_What is being asked:_ Look through the entries for the string "reflyprtm" and copy every line where it shows up.

_Dataset content:_
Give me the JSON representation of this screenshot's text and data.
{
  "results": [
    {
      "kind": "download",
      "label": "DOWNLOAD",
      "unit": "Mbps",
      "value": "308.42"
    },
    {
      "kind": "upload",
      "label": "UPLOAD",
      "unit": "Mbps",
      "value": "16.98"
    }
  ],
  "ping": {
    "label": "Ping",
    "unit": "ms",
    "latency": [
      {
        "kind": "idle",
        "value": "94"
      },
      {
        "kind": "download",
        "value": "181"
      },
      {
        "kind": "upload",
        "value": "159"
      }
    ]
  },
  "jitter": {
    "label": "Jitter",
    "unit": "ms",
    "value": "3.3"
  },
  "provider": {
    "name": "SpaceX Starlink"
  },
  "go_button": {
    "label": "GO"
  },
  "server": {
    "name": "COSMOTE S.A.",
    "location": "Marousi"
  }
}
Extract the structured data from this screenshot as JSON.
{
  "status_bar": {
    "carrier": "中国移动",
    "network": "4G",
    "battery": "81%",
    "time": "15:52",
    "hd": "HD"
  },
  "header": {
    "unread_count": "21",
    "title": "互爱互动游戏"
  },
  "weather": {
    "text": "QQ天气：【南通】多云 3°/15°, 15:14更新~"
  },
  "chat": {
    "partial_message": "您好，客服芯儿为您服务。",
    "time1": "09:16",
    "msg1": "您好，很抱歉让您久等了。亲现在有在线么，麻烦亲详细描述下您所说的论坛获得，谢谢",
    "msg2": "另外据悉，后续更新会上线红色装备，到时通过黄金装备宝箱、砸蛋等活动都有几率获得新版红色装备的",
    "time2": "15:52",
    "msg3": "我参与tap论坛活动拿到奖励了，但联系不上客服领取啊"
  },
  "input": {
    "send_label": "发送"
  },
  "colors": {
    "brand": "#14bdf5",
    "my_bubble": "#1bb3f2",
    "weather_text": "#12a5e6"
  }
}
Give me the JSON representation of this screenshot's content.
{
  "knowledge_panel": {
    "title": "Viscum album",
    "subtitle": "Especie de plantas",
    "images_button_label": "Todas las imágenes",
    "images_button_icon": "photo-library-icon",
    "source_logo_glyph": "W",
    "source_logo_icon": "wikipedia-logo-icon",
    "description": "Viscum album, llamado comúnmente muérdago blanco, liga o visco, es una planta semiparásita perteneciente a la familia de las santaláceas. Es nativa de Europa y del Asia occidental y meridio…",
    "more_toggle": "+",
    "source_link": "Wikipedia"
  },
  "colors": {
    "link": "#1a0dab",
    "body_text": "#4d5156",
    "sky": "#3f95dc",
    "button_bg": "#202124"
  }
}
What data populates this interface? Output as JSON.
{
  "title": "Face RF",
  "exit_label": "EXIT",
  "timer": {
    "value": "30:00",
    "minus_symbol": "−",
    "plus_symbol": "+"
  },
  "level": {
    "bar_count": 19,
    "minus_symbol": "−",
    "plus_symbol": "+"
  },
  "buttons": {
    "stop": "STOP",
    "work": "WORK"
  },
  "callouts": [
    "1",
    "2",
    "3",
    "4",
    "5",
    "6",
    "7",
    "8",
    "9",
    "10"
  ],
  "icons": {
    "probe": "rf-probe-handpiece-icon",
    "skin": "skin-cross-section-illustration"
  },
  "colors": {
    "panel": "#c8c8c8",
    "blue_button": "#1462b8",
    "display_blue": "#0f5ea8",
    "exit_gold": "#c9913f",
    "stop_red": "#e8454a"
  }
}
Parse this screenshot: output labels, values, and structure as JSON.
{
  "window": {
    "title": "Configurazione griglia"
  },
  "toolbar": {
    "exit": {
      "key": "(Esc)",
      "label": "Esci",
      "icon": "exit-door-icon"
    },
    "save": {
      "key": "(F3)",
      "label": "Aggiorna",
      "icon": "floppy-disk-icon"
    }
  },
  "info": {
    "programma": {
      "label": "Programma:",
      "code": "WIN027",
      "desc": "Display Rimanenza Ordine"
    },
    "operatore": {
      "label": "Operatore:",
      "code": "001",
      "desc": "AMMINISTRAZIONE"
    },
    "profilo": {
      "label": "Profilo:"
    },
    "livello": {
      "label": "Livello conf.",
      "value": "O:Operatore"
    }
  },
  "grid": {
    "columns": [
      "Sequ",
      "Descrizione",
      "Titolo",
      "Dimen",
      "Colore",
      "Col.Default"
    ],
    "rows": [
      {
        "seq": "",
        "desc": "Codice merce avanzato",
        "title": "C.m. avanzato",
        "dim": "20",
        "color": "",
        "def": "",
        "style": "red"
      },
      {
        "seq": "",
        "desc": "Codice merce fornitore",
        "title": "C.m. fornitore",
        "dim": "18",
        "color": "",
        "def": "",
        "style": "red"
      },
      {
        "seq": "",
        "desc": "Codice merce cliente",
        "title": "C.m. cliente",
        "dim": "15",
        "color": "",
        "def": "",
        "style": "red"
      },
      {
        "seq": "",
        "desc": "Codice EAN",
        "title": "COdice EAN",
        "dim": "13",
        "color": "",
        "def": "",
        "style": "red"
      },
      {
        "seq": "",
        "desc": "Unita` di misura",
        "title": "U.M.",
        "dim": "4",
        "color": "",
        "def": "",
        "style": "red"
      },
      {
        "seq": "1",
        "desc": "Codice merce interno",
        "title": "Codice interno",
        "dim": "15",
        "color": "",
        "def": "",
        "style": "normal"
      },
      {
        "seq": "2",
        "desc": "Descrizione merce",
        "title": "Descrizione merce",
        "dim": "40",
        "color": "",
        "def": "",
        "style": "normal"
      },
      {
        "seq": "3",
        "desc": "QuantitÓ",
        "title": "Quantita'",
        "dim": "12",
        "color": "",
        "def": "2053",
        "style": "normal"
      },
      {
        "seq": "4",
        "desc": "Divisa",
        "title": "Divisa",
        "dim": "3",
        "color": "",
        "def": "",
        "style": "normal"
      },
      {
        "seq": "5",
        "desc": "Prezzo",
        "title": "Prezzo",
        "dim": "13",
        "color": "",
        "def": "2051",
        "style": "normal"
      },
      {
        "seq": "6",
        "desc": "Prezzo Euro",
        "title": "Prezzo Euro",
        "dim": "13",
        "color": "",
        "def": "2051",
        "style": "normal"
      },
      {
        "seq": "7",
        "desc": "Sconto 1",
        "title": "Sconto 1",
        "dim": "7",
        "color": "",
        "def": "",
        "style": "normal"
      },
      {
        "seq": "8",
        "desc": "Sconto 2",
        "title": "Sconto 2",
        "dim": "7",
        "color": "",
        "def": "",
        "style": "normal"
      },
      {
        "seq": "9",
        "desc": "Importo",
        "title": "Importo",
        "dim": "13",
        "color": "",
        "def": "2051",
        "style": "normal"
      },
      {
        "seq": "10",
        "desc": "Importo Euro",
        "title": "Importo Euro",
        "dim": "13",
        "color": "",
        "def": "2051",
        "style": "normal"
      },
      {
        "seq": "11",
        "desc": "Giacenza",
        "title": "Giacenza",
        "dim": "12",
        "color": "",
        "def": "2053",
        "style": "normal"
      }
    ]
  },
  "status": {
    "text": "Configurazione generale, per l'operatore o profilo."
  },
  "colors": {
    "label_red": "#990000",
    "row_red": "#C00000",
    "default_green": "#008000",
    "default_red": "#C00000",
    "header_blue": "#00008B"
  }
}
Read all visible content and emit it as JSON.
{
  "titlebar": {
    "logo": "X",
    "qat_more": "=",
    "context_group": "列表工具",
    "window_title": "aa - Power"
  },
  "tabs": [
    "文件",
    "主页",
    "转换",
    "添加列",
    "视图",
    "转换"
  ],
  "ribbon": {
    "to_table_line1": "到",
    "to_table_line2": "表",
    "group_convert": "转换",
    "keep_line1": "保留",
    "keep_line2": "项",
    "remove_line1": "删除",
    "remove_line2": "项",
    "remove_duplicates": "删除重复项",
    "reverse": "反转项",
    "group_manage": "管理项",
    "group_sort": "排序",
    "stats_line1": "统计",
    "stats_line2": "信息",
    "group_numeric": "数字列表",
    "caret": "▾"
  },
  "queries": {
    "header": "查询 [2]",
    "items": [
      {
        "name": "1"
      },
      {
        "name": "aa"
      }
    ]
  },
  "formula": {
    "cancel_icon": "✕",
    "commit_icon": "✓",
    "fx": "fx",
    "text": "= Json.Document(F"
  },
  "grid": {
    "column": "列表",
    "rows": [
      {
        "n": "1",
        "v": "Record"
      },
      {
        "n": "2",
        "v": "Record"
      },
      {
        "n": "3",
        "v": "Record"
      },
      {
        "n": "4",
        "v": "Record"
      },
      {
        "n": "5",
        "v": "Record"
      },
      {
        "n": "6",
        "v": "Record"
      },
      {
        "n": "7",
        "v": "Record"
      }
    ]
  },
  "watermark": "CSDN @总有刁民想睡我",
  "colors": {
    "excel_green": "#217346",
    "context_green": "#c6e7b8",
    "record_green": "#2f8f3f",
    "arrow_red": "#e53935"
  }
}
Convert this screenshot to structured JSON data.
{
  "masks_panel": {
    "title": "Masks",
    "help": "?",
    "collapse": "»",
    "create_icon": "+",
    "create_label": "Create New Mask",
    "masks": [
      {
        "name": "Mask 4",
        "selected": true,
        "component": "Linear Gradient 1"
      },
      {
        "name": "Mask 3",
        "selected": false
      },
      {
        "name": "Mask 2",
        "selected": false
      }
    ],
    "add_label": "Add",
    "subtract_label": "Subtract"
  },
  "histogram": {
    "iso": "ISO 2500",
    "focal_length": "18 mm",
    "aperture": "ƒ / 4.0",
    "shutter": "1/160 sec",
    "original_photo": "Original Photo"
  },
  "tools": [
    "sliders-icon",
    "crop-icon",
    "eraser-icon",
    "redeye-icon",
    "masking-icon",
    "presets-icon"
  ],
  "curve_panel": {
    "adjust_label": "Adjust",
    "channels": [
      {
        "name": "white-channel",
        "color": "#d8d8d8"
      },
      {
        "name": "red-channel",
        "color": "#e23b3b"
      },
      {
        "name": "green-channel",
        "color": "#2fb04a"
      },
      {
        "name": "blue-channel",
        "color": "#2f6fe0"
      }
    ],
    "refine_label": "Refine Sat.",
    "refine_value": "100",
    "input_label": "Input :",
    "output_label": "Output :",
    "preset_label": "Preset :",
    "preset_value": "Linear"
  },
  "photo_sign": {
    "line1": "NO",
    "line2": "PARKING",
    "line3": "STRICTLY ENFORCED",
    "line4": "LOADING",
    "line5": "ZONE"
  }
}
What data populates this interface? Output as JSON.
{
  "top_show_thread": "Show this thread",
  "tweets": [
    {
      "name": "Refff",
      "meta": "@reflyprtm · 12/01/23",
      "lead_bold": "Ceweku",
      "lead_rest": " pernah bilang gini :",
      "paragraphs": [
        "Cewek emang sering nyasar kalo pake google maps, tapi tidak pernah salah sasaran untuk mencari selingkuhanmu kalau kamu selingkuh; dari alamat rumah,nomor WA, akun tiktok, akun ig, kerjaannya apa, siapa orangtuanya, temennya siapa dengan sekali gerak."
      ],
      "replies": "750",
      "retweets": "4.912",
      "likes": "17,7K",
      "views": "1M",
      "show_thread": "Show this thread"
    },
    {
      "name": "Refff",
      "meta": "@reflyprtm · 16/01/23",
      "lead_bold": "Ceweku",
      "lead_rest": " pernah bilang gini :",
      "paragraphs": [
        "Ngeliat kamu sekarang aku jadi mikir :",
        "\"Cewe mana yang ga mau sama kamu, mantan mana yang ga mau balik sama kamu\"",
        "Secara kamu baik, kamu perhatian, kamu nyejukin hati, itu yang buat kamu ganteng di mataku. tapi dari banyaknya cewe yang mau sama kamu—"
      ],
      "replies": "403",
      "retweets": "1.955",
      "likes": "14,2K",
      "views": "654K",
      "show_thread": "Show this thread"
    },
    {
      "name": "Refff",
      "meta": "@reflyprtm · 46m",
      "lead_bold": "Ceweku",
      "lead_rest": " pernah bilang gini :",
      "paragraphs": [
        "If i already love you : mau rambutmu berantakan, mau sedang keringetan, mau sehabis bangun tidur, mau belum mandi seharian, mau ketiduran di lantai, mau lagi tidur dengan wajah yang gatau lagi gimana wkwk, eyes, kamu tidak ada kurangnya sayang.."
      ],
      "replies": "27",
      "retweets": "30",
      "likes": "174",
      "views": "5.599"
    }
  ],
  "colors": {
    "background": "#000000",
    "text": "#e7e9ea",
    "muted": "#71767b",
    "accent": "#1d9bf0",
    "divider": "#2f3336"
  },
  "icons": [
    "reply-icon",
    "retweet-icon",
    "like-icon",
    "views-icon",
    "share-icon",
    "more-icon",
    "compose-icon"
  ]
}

_Expected output:_
      "meta": "@reflyprtm · 12/01/23",
      "meta": "@reflyprtm · 16/01/23",
      "meta": "@reflyprtm · 46m",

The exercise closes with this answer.